LOOKING FOR TROUBLE
Devoted wife, house full of kids, money in the bank.
For some passengers, it’s still not enough
Around midnight, a fella in his mid-thirties hurried out of the Bondi Hotel and approached the cab. ‘Where to, mate?’, I asked, hitting the meter and easing away. ‘Where do you suggest?’, he countered. He was looking to bat on yet had no idea where to do so late on a Sunday night.
‘What are you after’, I asked. ‘Just somewhere for a quiet drink or you wanna tear it up?’. He took a deep breath and paused to consider his preferences. Finally he said, ‘I want to go somewhere there are beautiful girls dancing – somewhere dark, but not strippers. Girls I can have a drink with and talk to’.
When I suggested a men’s club, of which there are a few in Sydney, he took offence: ‘What, you mean lap-dancers?’
‘Yeah, in the city’, I said. ‘Those girls are classier than strippers, but do pole dancing and stuff’. By now I was guessing, having never been inside a men’s club.
‘Nah, they’re just sluts who take your money’, he spat with some disgust. ‘I want regular women out for a good time’. I considered suggesting it was a fine distinction, but thought better of it.
‘Well, in that case you’ve got a number of choices’, I told him, ‘depending on how much money you have and the type of conversation you’re after’.
‘Put it this way’, he said, ‘I’m a married man with three kids. It’s not like I’m trying to pick up or anything. I just want to be close to beautiful women dancing. I want to watch them, you know what I mean?’.
No, I thought, but I’ll indulge you for a $20 fare.
‘I’ll take you to the Cross’, I said, ‘there’s a pub up there with a disco on the first floor’. After heading off I asked him, ‘You’re not from Sydney?’.
‘Yeah, I am, but I’ve been married for twelve years and never go out. I’ve got no idea about the night life’.
‘So how come you’re out tonight?’, I asked.
‘I felt like doing something different’, he replied.
After a high-profile career as a sportsman he owned and operated a chain of very successful businesses. The job exposed him to many women who thought he was wonderful, yet complained endlessly about their husbands and boyfriends. Whilst he was a good looking bloke, he had managed to stay faithful to his wife. Until he succumbed to the advances of a woman from work. ‘You slept with her?’, I asked.
‘No, but we had sex – and you know what’, he said, ‘I told my wife!’
‘Jeez, mate, you’re a thrillseeker’, I said. ‘How did she take it?’
‘Not too bad’, he said, ‘once I told her it was just sex and nothing emotional. I mean, sex on its own is simply plumbing. It’s love and affairs which threaten women’.
We approached Kings Cross in silence and I thought about what my passenger had told me. He was clearly thinking, too. A man who’d been with the one partner most of his adult life. It must feel like a betrayal of sorts I figured, no matter how one rationalised it. ‘Oh well’, I finally piped up, ‘at least you’re honest about it’.

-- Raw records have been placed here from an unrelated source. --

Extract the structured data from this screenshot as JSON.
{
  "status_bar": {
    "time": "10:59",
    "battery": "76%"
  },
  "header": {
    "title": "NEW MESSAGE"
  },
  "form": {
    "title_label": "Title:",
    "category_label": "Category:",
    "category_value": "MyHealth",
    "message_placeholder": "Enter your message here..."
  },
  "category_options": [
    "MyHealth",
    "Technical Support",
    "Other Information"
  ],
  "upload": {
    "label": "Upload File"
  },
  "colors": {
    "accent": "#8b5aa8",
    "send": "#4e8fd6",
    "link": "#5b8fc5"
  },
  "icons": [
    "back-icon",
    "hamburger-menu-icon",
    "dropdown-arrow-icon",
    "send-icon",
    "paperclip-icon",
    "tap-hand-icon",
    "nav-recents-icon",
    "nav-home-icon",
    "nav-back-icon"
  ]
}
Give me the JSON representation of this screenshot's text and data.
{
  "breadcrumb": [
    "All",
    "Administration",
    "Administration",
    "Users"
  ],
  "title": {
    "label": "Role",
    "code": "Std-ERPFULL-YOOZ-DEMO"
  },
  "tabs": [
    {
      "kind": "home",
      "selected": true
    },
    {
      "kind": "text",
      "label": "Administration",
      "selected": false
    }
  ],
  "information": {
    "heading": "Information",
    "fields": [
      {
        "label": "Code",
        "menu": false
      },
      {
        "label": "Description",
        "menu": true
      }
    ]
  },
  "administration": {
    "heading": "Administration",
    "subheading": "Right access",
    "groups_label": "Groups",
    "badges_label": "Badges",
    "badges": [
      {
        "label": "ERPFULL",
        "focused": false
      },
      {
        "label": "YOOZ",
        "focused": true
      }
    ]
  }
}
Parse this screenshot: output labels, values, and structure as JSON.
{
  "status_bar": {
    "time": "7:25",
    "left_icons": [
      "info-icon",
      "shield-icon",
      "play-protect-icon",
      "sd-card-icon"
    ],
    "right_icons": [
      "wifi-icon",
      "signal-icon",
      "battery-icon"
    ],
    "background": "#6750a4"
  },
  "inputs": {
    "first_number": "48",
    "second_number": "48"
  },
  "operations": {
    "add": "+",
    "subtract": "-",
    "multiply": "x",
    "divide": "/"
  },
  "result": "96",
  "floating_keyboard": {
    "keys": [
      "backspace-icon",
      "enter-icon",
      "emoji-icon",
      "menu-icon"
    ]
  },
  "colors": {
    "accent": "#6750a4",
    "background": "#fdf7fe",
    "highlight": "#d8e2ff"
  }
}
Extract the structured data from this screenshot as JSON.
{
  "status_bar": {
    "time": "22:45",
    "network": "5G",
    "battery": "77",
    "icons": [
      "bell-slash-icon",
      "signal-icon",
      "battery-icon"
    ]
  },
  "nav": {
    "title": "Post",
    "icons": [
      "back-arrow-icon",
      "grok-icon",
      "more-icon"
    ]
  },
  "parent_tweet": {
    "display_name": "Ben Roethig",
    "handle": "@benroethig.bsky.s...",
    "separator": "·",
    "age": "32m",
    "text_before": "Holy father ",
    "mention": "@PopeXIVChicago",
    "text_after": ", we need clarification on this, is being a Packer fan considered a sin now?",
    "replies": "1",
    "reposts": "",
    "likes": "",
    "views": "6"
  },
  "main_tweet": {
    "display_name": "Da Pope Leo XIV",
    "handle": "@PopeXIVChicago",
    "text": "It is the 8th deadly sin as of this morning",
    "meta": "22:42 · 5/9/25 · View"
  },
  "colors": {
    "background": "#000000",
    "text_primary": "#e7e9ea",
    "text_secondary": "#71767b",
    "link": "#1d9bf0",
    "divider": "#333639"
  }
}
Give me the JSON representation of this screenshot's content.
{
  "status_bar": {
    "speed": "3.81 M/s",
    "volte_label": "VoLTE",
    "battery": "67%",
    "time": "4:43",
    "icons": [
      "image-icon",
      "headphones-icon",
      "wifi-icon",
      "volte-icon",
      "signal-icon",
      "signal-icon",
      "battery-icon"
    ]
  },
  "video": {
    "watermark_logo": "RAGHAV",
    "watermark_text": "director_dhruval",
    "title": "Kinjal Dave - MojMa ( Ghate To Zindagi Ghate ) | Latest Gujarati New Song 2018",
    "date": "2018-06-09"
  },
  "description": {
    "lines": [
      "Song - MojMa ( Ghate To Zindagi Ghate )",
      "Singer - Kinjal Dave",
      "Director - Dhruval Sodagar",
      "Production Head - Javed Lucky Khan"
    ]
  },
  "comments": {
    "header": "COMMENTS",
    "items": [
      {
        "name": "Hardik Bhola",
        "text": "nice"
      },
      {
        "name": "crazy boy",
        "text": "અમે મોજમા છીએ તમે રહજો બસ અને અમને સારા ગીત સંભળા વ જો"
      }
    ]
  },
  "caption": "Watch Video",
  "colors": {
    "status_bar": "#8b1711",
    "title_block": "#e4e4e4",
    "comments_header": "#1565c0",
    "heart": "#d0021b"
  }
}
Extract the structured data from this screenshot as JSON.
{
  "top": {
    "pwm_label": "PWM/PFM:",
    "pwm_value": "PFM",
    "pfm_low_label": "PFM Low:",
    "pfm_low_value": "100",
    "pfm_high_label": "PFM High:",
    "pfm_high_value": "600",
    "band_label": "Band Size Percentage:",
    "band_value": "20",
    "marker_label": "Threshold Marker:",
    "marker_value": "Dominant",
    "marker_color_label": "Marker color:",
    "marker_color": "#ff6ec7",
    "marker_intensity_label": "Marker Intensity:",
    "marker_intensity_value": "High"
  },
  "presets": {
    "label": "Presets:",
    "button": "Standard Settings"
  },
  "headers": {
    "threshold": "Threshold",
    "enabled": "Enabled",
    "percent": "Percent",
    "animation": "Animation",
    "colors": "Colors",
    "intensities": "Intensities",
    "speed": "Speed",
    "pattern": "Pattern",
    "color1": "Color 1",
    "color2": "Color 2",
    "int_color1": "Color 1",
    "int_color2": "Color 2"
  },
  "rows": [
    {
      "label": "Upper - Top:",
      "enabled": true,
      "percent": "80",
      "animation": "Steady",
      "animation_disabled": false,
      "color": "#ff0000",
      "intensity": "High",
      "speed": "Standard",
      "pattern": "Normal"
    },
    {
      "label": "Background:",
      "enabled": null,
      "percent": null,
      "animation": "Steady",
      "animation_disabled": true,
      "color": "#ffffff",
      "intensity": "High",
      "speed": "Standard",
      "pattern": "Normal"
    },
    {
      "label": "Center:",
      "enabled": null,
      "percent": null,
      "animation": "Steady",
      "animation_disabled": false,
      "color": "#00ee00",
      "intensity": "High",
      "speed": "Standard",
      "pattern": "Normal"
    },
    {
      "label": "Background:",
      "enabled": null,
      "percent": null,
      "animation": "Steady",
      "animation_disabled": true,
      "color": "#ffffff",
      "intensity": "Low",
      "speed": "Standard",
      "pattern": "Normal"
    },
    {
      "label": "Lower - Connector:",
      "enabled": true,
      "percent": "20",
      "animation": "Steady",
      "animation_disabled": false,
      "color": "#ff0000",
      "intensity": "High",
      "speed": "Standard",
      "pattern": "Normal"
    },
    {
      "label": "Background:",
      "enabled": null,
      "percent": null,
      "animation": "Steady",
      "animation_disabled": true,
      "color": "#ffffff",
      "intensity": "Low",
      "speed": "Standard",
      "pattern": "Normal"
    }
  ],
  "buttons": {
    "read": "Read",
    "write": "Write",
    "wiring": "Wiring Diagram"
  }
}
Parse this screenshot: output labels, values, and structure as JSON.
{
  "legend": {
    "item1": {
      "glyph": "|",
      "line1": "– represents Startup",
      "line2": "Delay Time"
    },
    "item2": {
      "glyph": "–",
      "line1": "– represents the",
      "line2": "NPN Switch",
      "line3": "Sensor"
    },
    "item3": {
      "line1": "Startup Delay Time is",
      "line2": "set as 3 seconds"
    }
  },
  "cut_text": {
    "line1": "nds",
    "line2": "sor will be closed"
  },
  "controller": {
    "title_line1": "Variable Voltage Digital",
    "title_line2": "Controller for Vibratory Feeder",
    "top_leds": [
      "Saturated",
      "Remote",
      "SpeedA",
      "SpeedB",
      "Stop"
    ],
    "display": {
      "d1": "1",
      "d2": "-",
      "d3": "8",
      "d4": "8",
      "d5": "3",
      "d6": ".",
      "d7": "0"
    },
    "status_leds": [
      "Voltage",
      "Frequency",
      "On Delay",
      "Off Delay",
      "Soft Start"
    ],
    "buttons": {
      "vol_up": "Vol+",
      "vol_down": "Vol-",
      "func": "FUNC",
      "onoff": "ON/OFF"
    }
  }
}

What else could I say? It was tempting to suggest that if he was in any way fair, he must now extend the same right to his wife, though he came across as too egotistical to do so. Indeed, he never once mentioned that he loved his wife, or praised their marriage.
Whether he realised it or not, the dynamic in their long-term relationship was now altered, maybe irrevocably. Having tasted illicit sex he was now insisting he just wanted to watch beautiful women dancing. Late on a Sunday night. Yeah, right.
Good luck, mate. You’ll need it.
Read more of Adrian the Cabbie at www.cablog.com.au